- What to do: Every entry below is to be copied word for word, with its pictures removed.
Segment Start: Data to use
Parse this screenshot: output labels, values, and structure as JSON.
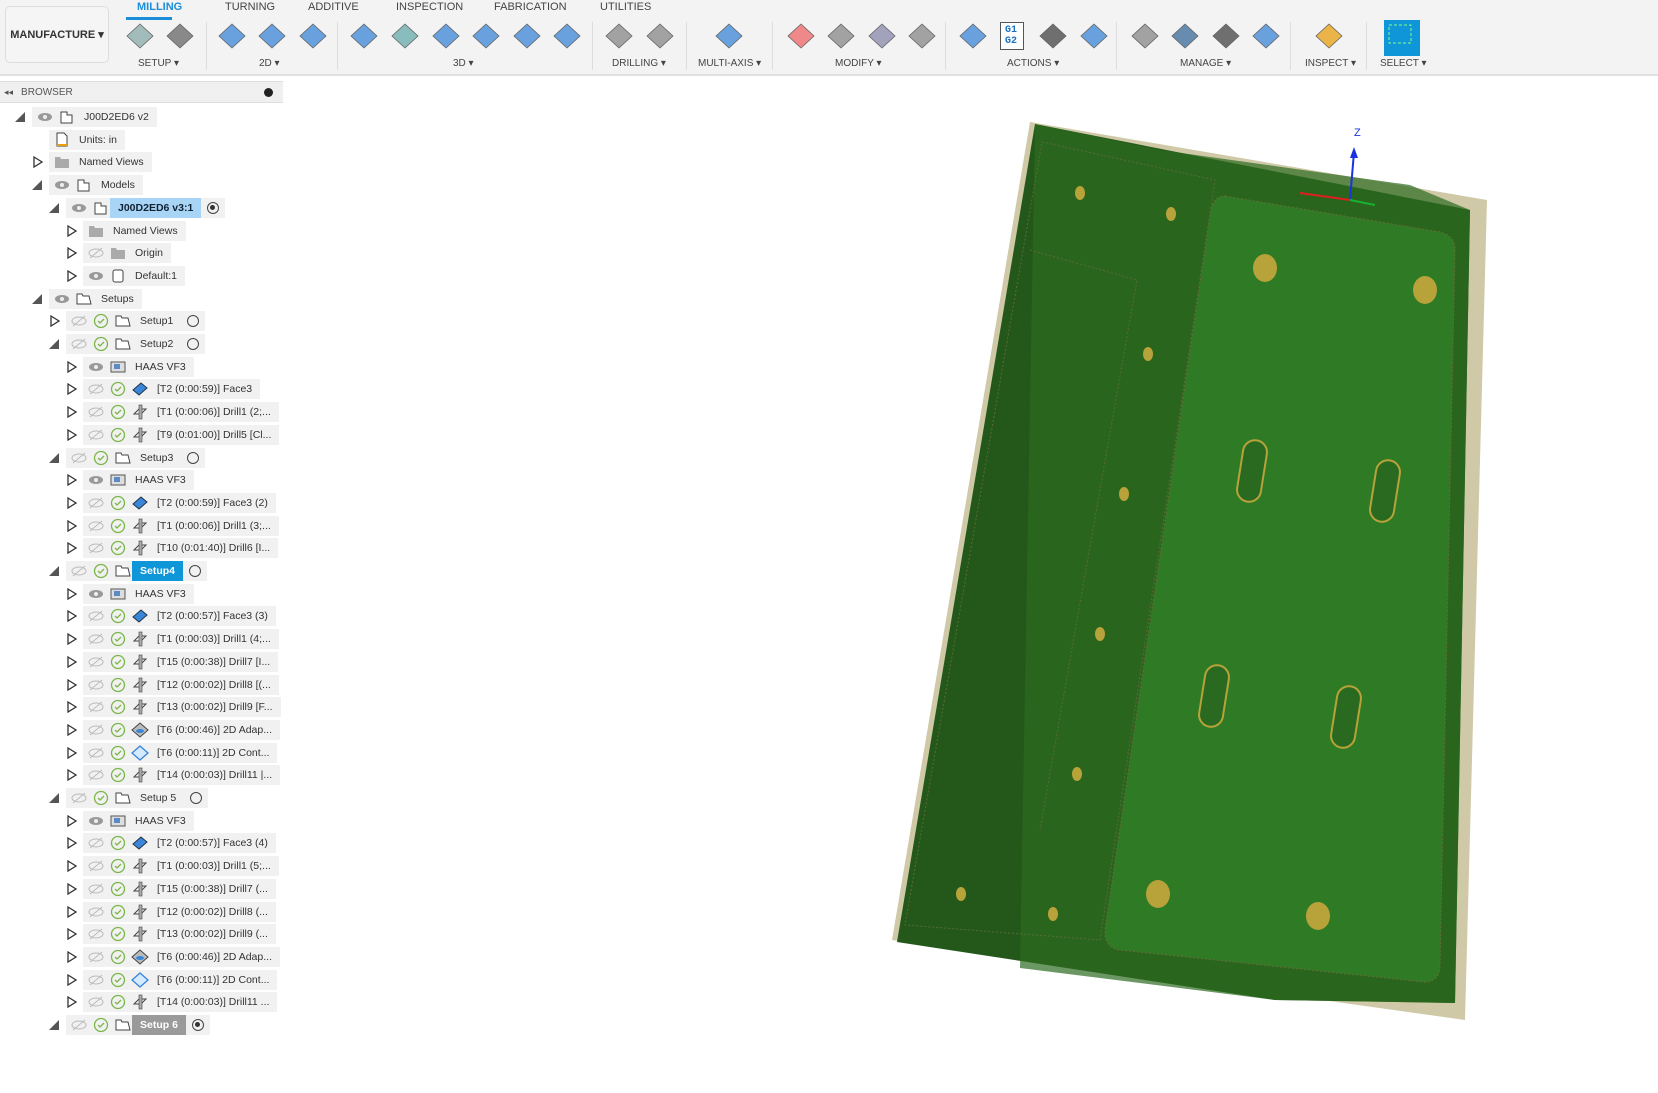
{
  "workspace": "MANUFACTURE",
  "tabs": [
    {
      "label": "MILLING",
      "active": true
    },
    {
      "label": "TURNING"
    },
    {
      "label": "ADDITIVE"
    },
    {
      "label": "INSPECTION"
    },
    {
      "label": "FABRICATION"
    },
    {
      "label": "UTILITIES"
    }
  ],
  "groups": [
    "SETUP ▾",
    "2D ▾",
    "3D ▾",
    "DRILLING ▾",
    "MULTI-AXIS ▾",
    "MODIFY ▾",
    "ACTIONS ▾",
    "MANAGE ▾",
    "INSPECT ▾",
    "SELECT ▾"
  ],
  "actions_g1g2": "G1 G2",
  "browser": {
    "title": "BROWSER"
  },
  "tree": [
    {
      "lv": 0,
      "t": "e",
      "eye": "on",
      "icon": "component",
      "label": "J00D2ED6 v2"
    },
    {
      "lv": 1,
      "t": "",
      "icon": "units",
      "label": "Units: in"
    },
    {
      "lv": 1,
      "t": "c",
      "icon": "folder",
      "label": "Named Views"
    },
    {
      "lv": 1,
      "t": "e",
      "eye": "on",
      "icon": "component",
      "label": "Models"
    },
    {
      "lv": 2,
      "t": "e",
      "eye": "on",
      "icon": "component",
      "label": "J00D2ED6 v3:1",
      "style": "hl",
      "radio": "on"
    },
    {
      "lv": 3,
      "t": "c",
      "icon": "folder",
      "label": "Named Views"
    },
    {
      "lv": 3,
      "t": "c",
      "eye": "off",
      "icon": "folder",
      "label": "Origin"
    },
    {
      "lv": 3,
      "t": "c",
      "eye": "on",
      "icon": "body",
      "label": "Default:1"
    },
    {
      "lv": 1,
      "t": "e",
      "eye": "on",
      "icon": "setups",
      "label": "Setups"
    },
    {
      "lv": 2,
      "t": "c",
      "eye": "off",
      "check": true,
      "icon": "setup",
      "label": "Setup1",
      "radio": "off"
    },
    {
      "lv": 2,
      "t": "e",
      "eye": "off",
      "check": true,
      "icon": "setup",
      "label": "Setup2",
      "radio": "off"
    },
    {
      "lv": 3,
      "t": "c",
      "eye": "on",
      "icon": "machine",
      "label": "HAAS VF3"
    },
    {
      "lv": 3,
      "t": "c",
      "eye": "off",
      "check": true,
      "icon": "face",
      "label": "[T2 (0:00:59)] Face3"
    },
    {
      "lv": 3,
      "t": "c",
      "eye": "off",
      "check": true,
      "icon": "drill",
      "label": "[T1 (0:00:06)] Drill1 (2;..."
    },
    {
      "lv": 3,
      "t": "c",
      "eye": "off",
      "check": true,
      "icon": "drill",
      "label": "[T9 (0:01:00)] Drill5 [Cl..."
    },
    {
      "lv": 2,
      "t": "e",
      "eye": "off",
      "check": true,
      "icon": "setup",
      "label": "Setup3",
      "radio": "off"
    },
    {
      "lv": 3,
      "t": "c",
      "eye": "on",
      "icon": "machine",
      "label": "HAAS VF3"
    },
    {
      "lv": 3,
      "t": "c",
      "eye": "off",
      "check": true,
      "icon": "face",
      "label": "[T2 (0:00:59)] Face3 (2)"
    },
    {
      "lv": 3,
      "t": "c",
      "eye": "off",
      "check": true,
      "icon": "drill",
      "label": "[T1 (0:00:06)] Drill1 (3;..."
    },
    {
      "lv": 3,
      "t": "c",
      "eye": "off",
      "check": true,
      "icon": "drill",
      "label": "[T10 (0:01:40)] Drill6 [I..."
    },
    {
      "lv": 2,
      "t": "e",
      "eye": "off",
      "check": true,
      "icon": "setup",
      "label": "Setup4",
      "style": "sel",
      "radio": "off"
    },
    {
      "lv": 3,
      "t": "c",
      "eye": "on",
      "icon": "machine",
      "label": "HAAS VF3"
    },
    {
      "lv": 3,
      "t": "c",
      "eye": "off",
      "check": true,
      "icon": "face",
      "label": "[T2 (0:00:57)] Face3 (3)"
    },
    {
      "lv": 3,
      "t": "c",
      "eye": "off",
      "check": true,
      "icon": "drill",
      "label": "[T1 (0:00:03)] Drill1 (4;..."
    },
    {
      "lv": 3,
      "t": "c",
      "eye": "off",
      "check": true,
      "icon": "drill",
      "label": "[T15 (0:00:38)] Drill7 [I..."
    },
    {
      "lv": 3,
      "t": "c",
      "eye": "off",
      "check": true,
      "icon": "drill",
      "label": "[T12 (0:00:02)] Drill8 [(..."
    },
    {
      "lv": 3,
      "t": "c",
      "eye": "off",
      "check": true,
      "icon": "drill",
      "label": "[T13 (0:00:02)] Drill9 [F..."
    },
    {
      "lv": 3,
      "t": "c",
      "eye": "off",
      "check": true,
      "icon": "adaptive",
      "label": "[T6 (0:00:46)] 2D Adap..."
    },
    {
      "lv": 3,
      "t": "c",
      "eye": "off",
      "check": true,
      "icon": "contour",
      "label": "[T6 (0:00:11)] 2D Cont..."
    },
    {
      "lv": 3,
      "t": "c",
      "eye": "off",
      "check": true,
      "icon": "drill",
      "label": "[T14 (0:00:03)] Drill11 |..."
    },
    {
      "lv": 2,
      "t": "e",
      "eye": "off",
      "check": true,
      "icon": "setup",
      "label": "Setup 5",
      "radio": "off"
    },
    {
      "lv": 3,
      "t": "c",
      "eye": "on",
      "icon": "machine",
      "label": "HAAS VF3"
    },
    {
      "lv": 3,
      "t": "c",
      "eye": "off",
      "check": true,
      "icon": "face",
      "label": "[T2 (0:00:57)] Face3 (4)"
    },
    {
      "lv": 3,
      "t": "c",
      "eye": "off",
      "check": true,
      "icon": "drill",
      "label": "[T1 (0:00:03)] Drill1 (5;..."
    },
    {
      "lv": 3,
      "t": "c",
      "eye": "off",
      "check": true,
      "icon": "drill",
      "label": "[T15 (0:00:38)] Drill7 (..."
    },
    {
      "lv": 3,
      "t": "c",
      "eye": "off",
      "check": true,
      "icon": "drill",
      "label": "[T12 (0:00:02)] Drill8 (..."
    },
    {
      "lv": 3,
      "t": "c",
      "eye": "off",
      "check": true,
      "icon": "drill",
      "label": "[T13 (0:00:02)] Drill9 (..."
    },
    {
      "lv": 3,
      "t": "c",
      "eye": "off",
      "check": true,
      "icon": "adaptive",
      "label": "[T6 (0:00:46)] 2D Adap..."
    },
    {
      "lv": 3,
      "t": "c",
      "eye": "off",
      "check": true,
      "icon": "contour",
      "label": "[T6 (0:00:11)] 2D Cont..."
    },
    {
      "lv": 3,
      "t": "c",
      "eye": "off",
      "check": true,
      "icon": "drill",
      "label": "[T14 (0:00:03)] Drill11 ..."
    },
    {
      "lv": 2,
      "t": "e",
      "eye": "off",
      "check": true,
      "icon": "setup",
      "label": "Setup 6",
      "style": "grey",
      "radio": "on"
    }
  ],
  "viewport": {
    "axis_z": "Z",
    "part_color": "#24581a",
    "stock_color": "#cfc9a8"
  }
}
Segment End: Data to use
- Reply:
Parse this screenshot: output labels, values, and structure as JSON.
{
  "workspace": "MANUFACTURE",
  "tabs": [
    {
      "label": "MILLING",
      "active": true
    },
    {
      "label": "TURNING"
    },
    {
      "label": "ADDITIVE"
    },
    {
      "label": "INSPECTION"
    },
    {
      "label": "FABRICATION"
    },
    {
      "label": "UTILITIES"
    }
  ],
  "groups": [
    "SETUP ▾",
    "2D ▾",
    "3D ▾",
    "DRILLING ▾",
    "MULTI-AXIS ▾",
    "MODIFY ▾",
    "ACTIONS ▾",
    "MANAGE ▾",
    "INSPECT ▾",
    "SELECT ▾"
  ],
  "actions_g1g2": "G1 G2",
  "browser": {
    "title": "BROWSER"
  },
  "tree": [
    {
      "lv": 0,
      "t": "e",
      "eye": "on",
      "icon": "component",
      "label": "J00D2ED6 v2"
    },
    {
      "lv": 1,
      "t": "",
      "icon": "units",
      "label": "Units: in"
    },
    {
      "lv": 1,
      "t": "c",
      "icon": "folder",
      "label": "Named Views"
    },
    {
      "lv": 1,
      "t": "e",
      "eye": "on",
      "icon": "component",
      "label": "Models"
    },
    {
      "lv": 2,
      "t": "e",
      "eye": "on",
      "icon": "component",
      "label": "J00D2ED6 v3:1",
      "style": "hl",
      "radio": "on"
    },
    {
      "lv": 3,
      "t": "c",
      "icon": "folder",
      "label": "Named Views"
    },
    {
      "lv": 3,
      "t": "c",
      "eye": "off",
      "icon": "folder",
      "label": "Origin"
    },
    {
      "lv": 3,
      "t": "c",
      "eye": "on",
      "icon": "body",
      "label": "Default:1"
    },
    {
      "lv": 1,
      "t": "e",
      "eye": "on",
      "icon": "setups",
      "label": "Setups"
    },
    {
      "lv": 2,
      "t": "c",
      "eye": "off",
      "check": true,
      "icon": "setup",
      "label": "Setup1",
      "radio": "off"
    },
    {
      "lv": 2,
      "t": "e",
      "eye": "off",
      "check": true,
      "icon": "setup",
      "label": "Setup2",
      "radio": "off"
    },
    {
      "lv": 3,
      "t": "c",
      "eye": "on",
      "icon": "machine",
      "label": "HAAS VF3"
    },
    {
      "lv": 3,
      "t": "c",
      "eye": "off",
      "check": true,
      "icon": "face",
      "label": "[T2 (0:00:59)] Face3"
    },
    {
      "lv": 3,
      "t": "c",
      "eye": "off",
      "check": true,
      "icon": "drill",
      "label": "[T1 (0:00:06)] Drill1 (2;..."
    },
    {
      "lv": 3,
      "t": "c",
      "eye": "off",
      "check": true,
      "icon": "drill",
      "label": "[T9 (0:01:00)] Drill5 [Cl..."
    },
    {
      "lv": 2,
      "t": "e",
      "eye": "off",
      "check": true,
      "icon": "setup",
      "label": "Setup3",
      "radio": "off"
    },
    {
      "lv": 3,
      "t": "c",
      "eye": "on",
      "icon": "machine",
      "label": "HAAS VF3"
    },
    {
      "lv": 3,
      "t": "c",
      "eye": "off",
      "check": true,
      "icon": "face",
      "label": "[T2 (0:00:59)] Face3 (2)"
    },
    {
      "lv": 3,
      "t": "c",
      "eye": "off",
      "check": true,
      "icon": "drill",
      "label": "[T1 (0:00:06)] Drill1 (3;..."
    },
    {
      "lv": 3,
      "t": "c",
      "eye": "off",
      "check": true,
      "icon": "drill",
      "label": "[T10 (0:01:40)] Drill6 [I..."
    },
    {
      "lv": 2,
      "t": "e",
      "eye": "off",
      "check": true,
      "icon": "setup",
      "label": "Setup4",
      "style": "sel",
      "radio": "off"
    },
    {
      "lv": 3,
      "t": "c",
      "eye": "on",
      "icon": "machine",
      "label": "HAAS VF3"
    },
    {
      "lv": 3,
      "t": "c",
      "eye": "off",
      "check": true,
      "icon": "face",
      "label": "[T2 (0:00:57)] Face3 (3)"
    },
    {
      "lv": 3,
      "t": "c",
      "eye": "off",
      "check": true,
      "icon": "drill",
      "label": "[T1 (0:00:03)] Drill1 (4;..."
    },
    {
      "lv": 3,
      "t": "c",
      "eye": "off",
      "check": true,
      "icon": "drill",
      "label": "[T15 (0:00:38)] Drill7 [I..."
    },
    {
      "lv": 3,
      "t": "c",
      "eye": "off",
      "check": true,
      "icon": "drill",
      "label": "[T12 (0:00:02)] Drill8 [(..."
    },
    {
      "lv": 3,
      "t": "c",
      "eye": "off",
      "check": true,
      "icon": "drill",
      "label": "[T13 (0:00:02)] Drill9 [F..."
    },
    {
      "lv": 3,
      "t": "c",
      "eye": "off",
      "check": true,
      "icon": "adaptive",
      "label": "[T6 (0:00:46)] 2D Adap..."
    },
    {
      "lv": 3,
      "t": "c",
      "eye": "off",
      "check": true,
      "icon": "contour",
      "label": "[T6 (0:00:11)] 2D Cont..."
    },
    {
      "lv": 3,
      "t": "c",
      "eye": "off",
      "check": true,
      "icon": "drill",
      "label": "[T14 (0:00:03)] Drill11 |..."
    },
    {
      "lv": 2,
      "t": "e",
      "eye": "off",
      "check": true,
      "icon": "setup",
      "label": "Setup 5",
      "radio": "off"
    },
    {
      "lv": 3,
      "t": "c",
      "eye": "on",
      "icon": "machine",
      "label": "HAAS VF3"
    },
    {
      "lv": 3,
      "t": "c",
      "eye": "off",
      "check": true,
      "icon": "face",
      "label": "[T2 (0:00:57)] Face3 (4)"
    },
    {
      "lv": 3,
      "t": "c",
      "eye": "off",
      "check": true,
      "icon": "drill",
      "label": "[T1 (0:00:03)] Drill1 (5;..."
    },
    {
      "lv": 3,
      "t": "c",
      "eye": "off",
      "check": true,
      "icon": "drill",
      "label": "[T15 (0:00:38)] Drill7 (..."
    },
    {
      "lv": 3,
      "t": "c",
      "eye": "off",
      "check": true,
      "icon": "drill",
      "label": "[T12 (0:00:02)] Drill8 (..."
    },
    {
      "lv": 3,
      "t": "c",
      "eye": "off",
      "check": true,
      "icon": "drill",
      "label": "[T13 (0:00:02)] Drill9 (..."
    },
    {
      "lv": 3,
      "t": "c",
      "eye": "off",
      "check": true,
      "icon": "adaptive",
      "label": "[T6 (0:00:46)] 2D Adap..."
    },
    {
      "lv": 3,
      "t": "c",
      "eye": "off",
      "check": true,
      "icon": "contour",
      "label": "[T6 (0:00:11)] 2D Cont..."
    },
    {
      "lv": 3,
      "t": "c",
      "eye": "off",
      "check": true,
      "icon": "drill",
      "label": "[T14 (0:00:03)] Drill11 ..."
    },
    {
      "lv": 2,
      "t": "e",
      "eye": "off",
      "check": true,
      "icon": "setup",
      "label": "Setup 6",
      "style": "grey",
      "radio": "on"
    }
  ],
  "viewport": {
    "axis_z": "Z",
    "part_color": "#24581a",
    "stock_color": "#cfc9a8"
  }
}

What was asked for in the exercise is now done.